- **Task**: Reprint every line of the data, keeping each character intact.

- **Extracted information**:
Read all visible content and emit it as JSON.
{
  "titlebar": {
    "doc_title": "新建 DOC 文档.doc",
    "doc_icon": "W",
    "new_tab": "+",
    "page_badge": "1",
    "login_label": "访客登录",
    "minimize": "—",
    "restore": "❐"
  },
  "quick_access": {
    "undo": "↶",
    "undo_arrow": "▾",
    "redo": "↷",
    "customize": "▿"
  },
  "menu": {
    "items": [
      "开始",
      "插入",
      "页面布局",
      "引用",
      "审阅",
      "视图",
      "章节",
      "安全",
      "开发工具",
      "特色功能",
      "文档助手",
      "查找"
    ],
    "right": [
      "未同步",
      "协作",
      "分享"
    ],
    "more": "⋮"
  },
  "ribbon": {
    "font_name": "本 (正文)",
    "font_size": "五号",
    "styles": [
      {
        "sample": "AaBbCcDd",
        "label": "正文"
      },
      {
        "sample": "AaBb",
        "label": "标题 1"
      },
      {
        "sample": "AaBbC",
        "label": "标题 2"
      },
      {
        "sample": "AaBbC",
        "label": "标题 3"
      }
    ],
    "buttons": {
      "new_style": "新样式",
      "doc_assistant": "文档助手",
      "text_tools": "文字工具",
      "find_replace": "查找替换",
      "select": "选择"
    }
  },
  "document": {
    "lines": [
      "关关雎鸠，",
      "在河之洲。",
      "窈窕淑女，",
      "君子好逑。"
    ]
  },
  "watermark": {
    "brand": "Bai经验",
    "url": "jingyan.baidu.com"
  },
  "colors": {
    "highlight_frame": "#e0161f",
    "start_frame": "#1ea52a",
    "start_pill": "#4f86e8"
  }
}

- **Task output**:
Read all visible content and emit it as JSON.
{
  "titlebar": {
    "doc_title": "新建 DOC 文档.doc",
    "doc_icon": "W",
    "new_tab": "+",
    "page_badge": "1",
    "login_label": "访客登录",
    "minimize": "—",
    "restore": "❐"
  },
  "quick_access": {
    "undo": "↶",
    "undo_arrow": "▾",
    "redo": "↷",
    "customize": "▿"
  },
  "menu": {
    "items": [
      "开始",
      "插入",
      "页面布局",
      "引用",
      "审阅",
      "视图",
      "章节",
      "安全",
      "开发工具",
      "特色功能",
      "文档助手",
      "查找"
    ],
    "right": [
      "未同步",
      "协作",
      "分享"
    ],
    "more": "⋮"
  },
  "ribbon": {
    "font_name": "本 (正文)",
    "font_size": "五号",
    "styles": [
      {
        "sample": "AaBbCcDd",
        "label": "正文"
      },
      {
        "sample": "AaBb",
        "label": "标题 1"
      },
      {
        "sample": "AaBbC",
        "label": "标题 2"
      },
      {
        "sample": "AaBbC",
        "label": "标题 3"
      }
    ],
    "buttons": {
      "new_style": "新样式",
      "doc_assistant": "文档助手",
      "text_tools": "文字工具",
      "find_replace": "查找替换",
      "select": "选择"
    }
  },
  "document": {
    "lines": [
      "关关雎鸠，",
      "在河之洲。",
      "窈窕淑女，",
      "君子好逑。"
    ]
  },
  "watermark": {
    "brand": "Bai经验",
    "url": "jingyan.baidu.com"
  },
  "colors": {
    "highlight_frame": "#e0161f",
    "start_frame": "#1ea52a",
    "start_pill": "#4f86e8"
  }
}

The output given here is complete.